WHAT IS REQUIRED:
Send every record back word for word.

------------------------------------------------------------

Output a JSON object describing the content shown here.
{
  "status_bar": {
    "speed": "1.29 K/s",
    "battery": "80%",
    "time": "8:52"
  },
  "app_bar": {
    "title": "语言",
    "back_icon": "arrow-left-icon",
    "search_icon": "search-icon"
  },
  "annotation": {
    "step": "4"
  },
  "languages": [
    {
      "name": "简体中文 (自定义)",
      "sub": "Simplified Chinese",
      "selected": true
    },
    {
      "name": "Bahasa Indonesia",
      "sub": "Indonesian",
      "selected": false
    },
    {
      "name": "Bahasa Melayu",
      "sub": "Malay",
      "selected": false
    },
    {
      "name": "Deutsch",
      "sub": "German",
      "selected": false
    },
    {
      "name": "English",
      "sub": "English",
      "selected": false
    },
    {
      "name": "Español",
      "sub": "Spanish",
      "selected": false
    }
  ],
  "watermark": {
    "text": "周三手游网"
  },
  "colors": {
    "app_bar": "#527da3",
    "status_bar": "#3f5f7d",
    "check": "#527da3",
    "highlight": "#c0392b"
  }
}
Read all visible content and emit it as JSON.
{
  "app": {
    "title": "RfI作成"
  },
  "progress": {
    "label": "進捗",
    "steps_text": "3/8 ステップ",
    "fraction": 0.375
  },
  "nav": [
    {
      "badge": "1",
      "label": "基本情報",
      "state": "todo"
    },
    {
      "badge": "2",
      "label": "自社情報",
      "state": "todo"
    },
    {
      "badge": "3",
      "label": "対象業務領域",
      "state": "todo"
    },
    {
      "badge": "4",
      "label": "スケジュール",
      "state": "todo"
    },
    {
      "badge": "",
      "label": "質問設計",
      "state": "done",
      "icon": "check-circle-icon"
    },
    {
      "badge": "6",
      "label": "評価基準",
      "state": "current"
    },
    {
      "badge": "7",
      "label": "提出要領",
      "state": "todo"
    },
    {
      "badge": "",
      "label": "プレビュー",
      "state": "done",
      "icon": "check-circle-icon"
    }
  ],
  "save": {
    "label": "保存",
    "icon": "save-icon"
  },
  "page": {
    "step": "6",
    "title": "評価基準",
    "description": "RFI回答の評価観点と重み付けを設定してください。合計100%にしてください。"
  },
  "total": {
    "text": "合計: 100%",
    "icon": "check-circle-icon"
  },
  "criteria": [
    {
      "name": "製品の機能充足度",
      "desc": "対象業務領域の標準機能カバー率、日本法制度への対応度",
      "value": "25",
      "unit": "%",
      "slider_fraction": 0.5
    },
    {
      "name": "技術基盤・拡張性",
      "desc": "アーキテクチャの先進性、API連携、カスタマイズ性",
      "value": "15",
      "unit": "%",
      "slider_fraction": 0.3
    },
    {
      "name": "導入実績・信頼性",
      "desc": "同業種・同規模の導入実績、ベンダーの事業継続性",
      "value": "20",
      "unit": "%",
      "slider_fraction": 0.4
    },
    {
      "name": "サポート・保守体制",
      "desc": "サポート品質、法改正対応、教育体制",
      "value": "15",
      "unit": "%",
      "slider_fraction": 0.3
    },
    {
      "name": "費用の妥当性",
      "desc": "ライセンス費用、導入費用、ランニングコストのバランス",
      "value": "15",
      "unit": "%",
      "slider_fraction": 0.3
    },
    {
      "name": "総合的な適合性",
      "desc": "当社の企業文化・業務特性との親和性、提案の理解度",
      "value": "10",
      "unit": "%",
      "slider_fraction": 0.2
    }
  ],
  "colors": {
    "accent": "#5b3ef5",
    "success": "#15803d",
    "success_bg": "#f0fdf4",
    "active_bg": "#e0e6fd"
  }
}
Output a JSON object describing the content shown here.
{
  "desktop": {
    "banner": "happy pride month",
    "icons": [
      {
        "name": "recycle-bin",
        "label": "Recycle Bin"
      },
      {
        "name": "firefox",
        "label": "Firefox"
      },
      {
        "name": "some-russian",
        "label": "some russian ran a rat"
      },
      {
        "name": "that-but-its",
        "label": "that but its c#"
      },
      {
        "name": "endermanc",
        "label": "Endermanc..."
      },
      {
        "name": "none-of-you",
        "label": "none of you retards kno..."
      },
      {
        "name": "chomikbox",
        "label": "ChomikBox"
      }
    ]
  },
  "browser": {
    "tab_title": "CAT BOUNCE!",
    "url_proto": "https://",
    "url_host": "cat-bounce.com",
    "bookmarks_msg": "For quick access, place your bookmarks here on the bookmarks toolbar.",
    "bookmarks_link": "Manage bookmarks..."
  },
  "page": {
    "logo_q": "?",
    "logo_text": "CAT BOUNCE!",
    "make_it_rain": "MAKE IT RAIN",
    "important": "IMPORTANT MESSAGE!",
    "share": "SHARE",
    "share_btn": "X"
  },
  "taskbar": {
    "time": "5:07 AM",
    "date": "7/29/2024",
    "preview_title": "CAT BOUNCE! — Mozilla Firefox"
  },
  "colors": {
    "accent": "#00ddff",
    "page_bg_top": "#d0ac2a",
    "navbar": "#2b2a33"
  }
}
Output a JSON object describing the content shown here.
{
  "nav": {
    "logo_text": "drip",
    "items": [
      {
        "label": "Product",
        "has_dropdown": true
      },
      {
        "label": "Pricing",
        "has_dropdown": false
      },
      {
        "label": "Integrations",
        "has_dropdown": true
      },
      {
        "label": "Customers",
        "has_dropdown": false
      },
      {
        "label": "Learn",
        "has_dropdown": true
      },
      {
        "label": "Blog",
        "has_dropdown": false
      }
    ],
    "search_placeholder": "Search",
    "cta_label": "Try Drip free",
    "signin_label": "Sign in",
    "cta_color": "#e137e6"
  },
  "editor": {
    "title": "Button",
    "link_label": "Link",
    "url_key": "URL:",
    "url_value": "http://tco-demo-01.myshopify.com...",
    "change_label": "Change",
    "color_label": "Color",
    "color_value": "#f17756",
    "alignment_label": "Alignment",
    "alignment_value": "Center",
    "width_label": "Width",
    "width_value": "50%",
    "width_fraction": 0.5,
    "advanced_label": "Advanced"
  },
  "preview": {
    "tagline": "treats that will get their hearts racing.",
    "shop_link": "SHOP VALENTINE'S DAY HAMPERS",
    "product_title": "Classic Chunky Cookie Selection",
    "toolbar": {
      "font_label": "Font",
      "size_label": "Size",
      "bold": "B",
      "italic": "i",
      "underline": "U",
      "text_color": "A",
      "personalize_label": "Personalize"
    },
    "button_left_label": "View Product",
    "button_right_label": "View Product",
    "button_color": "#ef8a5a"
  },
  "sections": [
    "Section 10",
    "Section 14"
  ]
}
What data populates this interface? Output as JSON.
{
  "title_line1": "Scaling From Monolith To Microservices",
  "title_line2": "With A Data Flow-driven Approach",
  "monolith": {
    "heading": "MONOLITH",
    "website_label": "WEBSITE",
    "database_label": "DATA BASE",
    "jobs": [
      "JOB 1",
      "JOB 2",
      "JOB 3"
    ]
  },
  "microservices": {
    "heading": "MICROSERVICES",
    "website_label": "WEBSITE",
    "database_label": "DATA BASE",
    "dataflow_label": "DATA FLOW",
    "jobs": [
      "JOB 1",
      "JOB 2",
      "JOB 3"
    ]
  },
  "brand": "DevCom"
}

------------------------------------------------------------

COMPLETED EXERCISE:
Output a JSON object describing the content shown here.
{
  "status_bar": {
    "speed": "1.29 K/s",
    "battery": "80%",
    "time": "8:52"
  },
  "app_bar": {
    "title": "语言",
    "back_icon": "arrow-left-icon",
    "search_icon": "search-icon"
  },
  "annotation": {
    "step": "4"
  },
  "languages": [
    {
      "name": "简体中文 (自定义)",
      "sub": "Simplified Chinese",
      "selected": true
    },
    {
      "name": "Bahasa Indonesia",
      "sub": "Indonesian",
      "selected": false
    },
    {
      "name": "Bahasa Melayu",
      "sub": "Malay",
      "selected": false
    },
    {
      "name": "Deutsch",
      "sub": "German",
      "selected": false
    },
    {
      "name": "English",
      "sub": "English",
      "selected": false
    },
    {
      "name": "Español",
      "sub": "Spanish",
      "selected": false
    }
  ],
  "watermark": {
    "text": "周三手游网"
  },
  "colors": {
    "app_bar": "#527da3",
    "status_bar": "#3f5f7d",
    "check": "#527da3",
    "highlight": "#c0392b"
  }
}
Read all visible content and emit it as JSON.
{
  "app": {
    "title": "RfI作成"
  },
  "progress": {
    "label": "進捗",
    "steps_text": "3/8 ステップ",
    "fraction": 0.375
  },
  "nav": [
    {
      "badge": "1",
      "label": "基本情報",
      "state": "todo"
    },
    {
      "badge": "2",
      "label": "自社情報",
      "state": "todo"
    },
    {
      "badge": "3",
      "label": "対象業務領域",
      "state": "todo"
    },
    {
      "badge": "4",
      "label": "スケジュール",
      "state": "todo"
    },
    {
      "badge": "",
      "label": "質問設計",
      "state": "done",
      "icon": "check-circle-icon"
    },
    {
      "badge": "6",
      "label": "評価基準",
      "state": "current"
    },
    {
      "badge": "7",
      "label": "提出要領",
      "state": "todo"
    },
    {
      "badge": "",
      "label": "プレビュー",
      "state": "done",
      "icon": "check-circle-icon"
    }
  ],
  "save": {
    "label": "保存",
    "icon": "save-icon"
  },
  "page": {
    "step": "6",
    "title": "評価基準",
    "description": "RFI回答の評価観点と重み付けを設定してください。合計100%にしてください。"
  },
  "total": {
    "text": "合計: 100%",
    "icon": "check-circle-icon"
  },
  "criteria": [
    {
      "name": "製品の機能充足度",
      "desc": "対象業務領域の標準機能カバー率、日本法制度への対応度",
      "value": "25",
      "unit": "%",
      "slider_fraction": 0.5
    },
    {
      "name": "技術基盤・拡張性",
      "desc": "アーキテクチャの先進性、API連携、カスタマイズ性",
      "value": "15",
      "unit": "%",
      "slider_fraction": 0.3
    },
    {
      "name": "導入実績・信頼性",
      "desc": "同業種・同規模の導入実績、ベンダーの事業継続性",
      "value": "20",
      "unit": "%",
      "slider_fraction": 0.4
    },
    {
      "name": "サポート・保守体制",
      "desc": "サポート品質、法改正対応、教育体制",
      "value": "15",
      "unit": "%",
      "slider_fraction": 0.3
    },
    {
      "name": "費用の妥当性",
      "desc": "ライセンス費用、導入費用、ランニングコストのバランス",
      "value": "15",
      "unit": "%",
      "slider_fraction": 0.3
    },
    {
      "name": "総合的な適合性",
      "desc": "当社の企業文化・業務特性との親和性、提案の理解度",
      "value": "10",
      "unit": "%",
      "slider_fraction": 0.2
    }
  ],
  "colors": {
    "accent": "#5b3ef5",
    "success": "#15803d",
    "success_bg": "#f0fdf4",
    "active_bg": "#e0e6fd"
  }
}
Output a JSON object describing the content shown here.
{
  "desktop": {
    "banner": "happy pride month",
    "icons": [
      {
        "name": "recycle-bin",
        "label": "Recycle Bin"
      },
      {
        "name": "firefox",
        "label": "Firefox"
      },
      {
        "name": "some-russian",
        "label": "some russian ran a rat"
      },
      {
        "name": "that-but-its",
        "label": "that but its c#"
      },
      {
        "name": "endermanc",
        "label": "Endermanc..."
      },
      {
        "name": "none-of-you",
        "label": "none of you retards kno..."
      },
      {
        "name": "chomikbox",
        "label": "ChomikBox"
      }
    ]
  },
  "browser": {
    "tab_title": "CAT BOUNCE!",
    "url_proto": "https://",
    "url_host": "cat-bounce.com",
    "bookmarks_msg": "For quick access, place your bookmarks here on the bookmarks toolbar.",
    "bookmarks_link": "Manage bookmarks..."
  },
  "page": {
    "logo_q": "?",
    "logo_text": "CAT BOUNCE!",
    "make_it_rain": "MAKE IT RAIN",
    "important": "IMPORTANT MESSAGE!",
    "share": "SHARE",
    "share_btn": "X"
  },
  "taskbar": {
    "time": "5:07 AM",
    "date": "7/29/2024",
    "preview_title": "CAT BOUNCE! — Mozilla Firefox"
  },
  "colors": {
    "accent": "#00ddff",
    "page_bg_top": "#d0ac2a",
    "navbar": "#2b2a33"
  }
}
Output a JSON object describing the content shown here.
{
  "nav": {
    "logo_text": "drip",
    "items": [
      {
        "label": "Product",
        "has_dropdown": true
      },
      {
        "label": "Pricing",
        "has_dropdown": false
      },
      {
        "label": "Integrations",
        "has_dropdown": true
      },
      {
        "label": "Customers",
        "has_dropdown": false
      },
      {
        "label": "Learn",
        "has_dropdown": true
      },
      {
        "label": "Blog",
        "has_dropdown": false
      }
    ],
    "search_placeholder": "Search",
    "cta_label": "Try Drip free",
    "signin_label": "Sign in",
    "cta_color": "#e137e6"
  },
  "editor": {
    "title": "Button",
    "link_label": "Link",
    "url_key": "URL:",
    "url_value": "http://tco-demo-01.myshopify.com...",
    "change_label": "Change",
    "color_label": "Color",
    "color_value": "#f17756",
    "alignment_label": "Alignment",
    "alignment_value": "Center",
    "width_label": "Width",
    "width_value": "50%",
    "width_fraction": 0.5,
    "advanced_label": "Advanced"
  },
  "preview": {
    "tagline": "treats that will get their hearts racing.",
    "shop_link": "SHOP VALENTINE'S DAY HAMPERS",
    "product_title": "Classic Chunky Cookie Selection",
    "toolbar": {
      "font_label": "Font",
      "size_label": "Size",
      "bold": "B",
      "italic": "i",
      "underline": "U",
      "text_color": "A",
      "personalize_label": "Personalize"
    },
    "button_left_label": "View Product",
    "button_right_label": "View Product",
    "button_color": "#ef8a5a"
  },
  "sections": [
    "Section 10",
    "Section 14"
  ]
}
What data populates this interface? Output as JSON.
{
  "title_line1": "Scaling From Monolith To Microservices",
  "title_line2": "With A Data Flow-driven Approach",
  "monolith": {
    "heading": "MONOLITH",
    "website_label": "WEBSITE",
    "database_label": "DATA BASE",
    "jobs": [
      "JOB 1",
      "JOB 2",
      "JOB 3"
    ]
  },
  "microservices": {
    "heading": "MICROSERVICES",
    "website_label": "WEBSITE",
    "database_label": "DATA BASE",
    "dataflow_label": "DATA FLOW",
    "jobs": [
      "JOB 1",
      "JOB 2",
      "JOB 3"
    ]
  },
  "brand": "DevCom"
}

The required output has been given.